## PROBLEM REQUIREMENTS
The entries below are to be repeated exactly as they stand.

Website and app data records:
=======
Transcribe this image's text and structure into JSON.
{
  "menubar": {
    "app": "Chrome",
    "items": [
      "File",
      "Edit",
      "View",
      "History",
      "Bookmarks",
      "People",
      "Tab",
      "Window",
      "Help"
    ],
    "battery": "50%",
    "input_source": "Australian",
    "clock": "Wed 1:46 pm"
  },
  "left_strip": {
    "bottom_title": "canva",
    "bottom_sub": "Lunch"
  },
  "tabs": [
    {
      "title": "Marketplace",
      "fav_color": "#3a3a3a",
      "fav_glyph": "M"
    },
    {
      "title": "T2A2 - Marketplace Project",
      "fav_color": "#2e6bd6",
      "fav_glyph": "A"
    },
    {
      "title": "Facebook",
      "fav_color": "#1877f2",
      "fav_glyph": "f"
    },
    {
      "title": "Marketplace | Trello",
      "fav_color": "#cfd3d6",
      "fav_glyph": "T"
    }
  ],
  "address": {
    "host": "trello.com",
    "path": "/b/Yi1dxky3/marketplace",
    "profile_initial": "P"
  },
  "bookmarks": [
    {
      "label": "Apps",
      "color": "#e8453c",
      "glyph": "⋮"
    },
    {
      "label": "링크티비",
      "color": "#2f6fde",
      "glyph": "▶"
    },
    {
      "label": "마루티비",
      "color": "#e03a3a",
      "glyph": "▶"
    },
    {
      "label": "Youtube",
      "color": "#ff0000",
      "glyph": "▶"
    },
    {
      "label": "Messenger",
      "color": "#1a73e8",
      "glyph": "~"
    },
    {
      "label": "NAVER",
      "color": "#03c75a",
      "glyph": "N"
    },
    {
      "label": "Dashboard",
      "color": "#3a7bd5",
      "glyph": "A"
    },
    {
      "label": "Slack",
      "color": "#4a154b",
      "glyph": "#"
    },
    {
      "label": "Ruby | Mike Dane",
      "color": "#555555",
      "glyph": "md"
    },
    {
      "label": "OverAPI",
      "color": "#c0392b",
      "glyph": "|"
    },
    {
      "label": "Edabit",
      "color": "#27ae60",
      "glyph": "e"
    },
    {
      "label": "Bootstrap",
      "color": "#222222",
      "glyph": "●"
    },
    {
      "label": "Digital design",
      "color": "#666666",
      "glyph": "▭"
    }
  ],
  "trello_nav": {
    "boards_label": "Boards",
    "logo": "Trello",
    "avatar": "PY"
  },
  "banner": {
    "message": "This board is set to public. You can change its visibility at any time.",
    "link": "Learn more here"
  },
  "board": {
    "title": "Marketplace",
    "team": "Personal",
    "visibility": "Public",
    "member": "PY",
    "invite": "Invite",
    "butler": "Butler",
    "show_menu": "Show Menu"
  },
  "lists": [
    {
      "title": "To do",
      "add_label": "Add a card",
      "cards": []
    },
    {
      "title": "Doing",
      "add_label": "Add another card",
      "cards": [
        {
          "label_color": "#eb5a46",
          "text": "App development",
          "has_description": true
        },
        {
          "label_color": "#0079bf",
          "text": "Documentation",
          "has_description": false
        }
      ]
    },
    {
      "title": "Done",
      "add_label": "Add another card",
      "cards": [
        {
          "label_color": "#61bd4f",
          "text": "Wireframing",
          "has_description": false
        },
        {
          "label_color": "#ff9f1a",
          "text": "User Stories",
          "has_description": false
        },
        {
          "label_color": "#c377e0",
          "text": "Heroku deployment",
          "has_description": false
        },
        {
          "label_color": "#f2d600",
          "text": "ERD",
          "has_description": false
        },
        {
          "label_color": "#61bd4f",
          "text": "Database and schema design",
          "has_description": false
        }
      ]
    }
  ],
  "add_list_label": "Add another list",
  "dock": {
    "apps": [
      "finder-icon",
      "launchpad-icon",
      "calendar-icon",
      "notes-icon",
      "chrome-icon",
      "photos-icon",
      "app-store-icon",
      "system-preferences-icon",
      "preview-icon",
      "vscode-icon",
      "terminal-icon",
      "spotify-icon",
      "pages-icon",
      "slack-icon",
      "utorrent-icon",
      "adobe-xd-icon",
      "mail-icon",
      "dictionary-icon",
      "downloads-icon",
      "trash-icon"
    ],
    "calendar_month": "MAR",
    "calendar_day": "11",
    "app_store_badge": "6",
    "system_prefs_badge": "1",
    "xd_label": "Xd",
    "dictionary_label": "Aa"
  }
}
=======
## REPLY TO THE EXERCISE
Transcribe this image's text and structure into JSON.
{
  "menubar": {
    "app": "Chrome",
    "items": [
      "File",
      "Edit",
      "View",
      "History",
      "Bookmarks",
      "People",
      "Tab",
      "Window",
      "Help"
    ],
    "battery": "50%",
    "input_source": "Australian",
    "clock": "Wed 1:46 pm"
  },
  "left_strip": {
    "bottom_title": "canva",
    "bottom_sub": "Lunch"
  },
  "tabs": [
    {
      "title": "Marketplace",
      "fav_color": "#3a3a3a",
      "fav_glyph": "M"
    },
    {
      "title": "T2A2 - Marketplace Project",
      "fav_color": "#2e6bd6",
      "fav_glyph": "A"
    },
    {
      "title": "Facebook",
      "fav_color": "#1877f2",
      "fav_glyph": "f"
    },
    {
      "title": "Marketplace | Trello",
      "fav_color": "#cfd3d6",
      "fav_glyph": "T"
    }
  ],
  "address": {
    "host": "trello.com",
    "path": "/b/Yi1dxky3/marketplace",
    "profile_initial": "P"
  },
  "bookmarks": [
    {
      "label": "Apps",
      "color": "#e8453c",
      "glyph": "⋮"
    },
    {
      "label": "링크티비",
      "color": "#2f6fde",
      "glyph": "▶"
    },
    {
      "label": "마루티비",
      "color": "#e03a3a",
      "glyph": "▶"
    },
    {
      "label": "Youtube",
      "color": "#ff0000",
      "glyph": "▶"
    },
    {
      "label": "Messenger",
      "color": "#1a73e8",
      "glyph": "~"
    },
    {
      "label": "NAVER",
      "color": "#03c75a",
      "glyph": "N"
    },
    {
      "label": "Dashboard",
      "color": "#3a7bd5",
      "glyph": "A"
    },
    {
      "label": "Slack",
      "color": "#4a154b",
      "glyph": "#"
    },
    {
      "label": "Ruby | Mike Dane",
      "color": "#555555",
      "glyph": "md"
    },
    {
      "label": "OverAPI",
      "color": "#c0392b",
      "glyph": "|"
    },
    {
      "label": "Edabit",
      "color": "#27ae60",
      "glyph": "e"
    },
    {
      "label": "Bootstrap",
      "color": "#222222",
      "glyph": "●"
    },
    {
      "label": "Digital design",
      "color": "#666666",
      "glyph": "▭"
    }
  ],
  "trello_nav": {
    "boards_label": "Boards",
    "logo": "Trello",
    "avatar": "PY"
  },
  "banner": {
    "message": "This board is set to public. You can change its visibility at any time.",
    "link": "Learn more here"
  },
  "board": {
    "title": "Marketplace",
    "team": "Personal",
    "visibility": "Public",
    "member": "PY",
    "invite": "Invite",
    "butler": "Butler",
    "show_menu": "Show Menu"
  },
  "lists": [
    {
      "title": "To do",
      "add_label": "Add a card",
      "cards": []
    },
    {
      "title": "Doing",
      "add_label": "Add another card",
      "cards": [
        {
          "label_color": "#eb5a46",
          "text": "App development",
          "has_description": true
        },
        {
          "label_color": "#0079bf",
          "text": "Documentation",
          "has_description": false
        }
      ]
    },
    {
      "title": "Done",
      "add_label": "Add another card",
      "cards": [
        {
          "label_color": "#61bd4f",
          "text": "Wireframing",
          "has_description": false
        },
        {
          "label_color": "#ff9f1a",
          "text": "User Stories",
          "has_description": false
        },
        {
          "label_color": "#c377e0",
          "text": "Heroku deployment",
          "has_description": false
        },
        {
          "label_color": "#f2d600",
          "text": "ERD",
          "has_description": false
        },
        {
          "label_color": "#61bd4f",
          "text": "Database and schema design",
          "has_description": false
        }
      ]
    }
  ],
  "add_list_label": "Add another list",
  "dock": {
    "apps": [
      "finder-icon",
      "launchpad-icon",
      "calendar-icon",
      "notes-icon",
      "chrome-icon",
      "photos-icon",
      "app-store-icon",
      "system-preferences-icon",
      "preview-icon",
      "vscode-icon",
      "terminal-icon",
      "spotify-icon",
      "pages-icon",
      "slack-icon",
      "utorrent-icon",
      "adobe-xd-icon",
      "mail-icon",
      "dictionary-icon",
      "downloads-icon",
      "trash-icon"
    ],
    "calendar_month": "MAR",
    "calendar_day": "11",
    "app_store_badge": "6",
    "system_prefs_badge": "1",
    "xd_label": "Xd",
    "dictionary_label": "Aa"
  }
}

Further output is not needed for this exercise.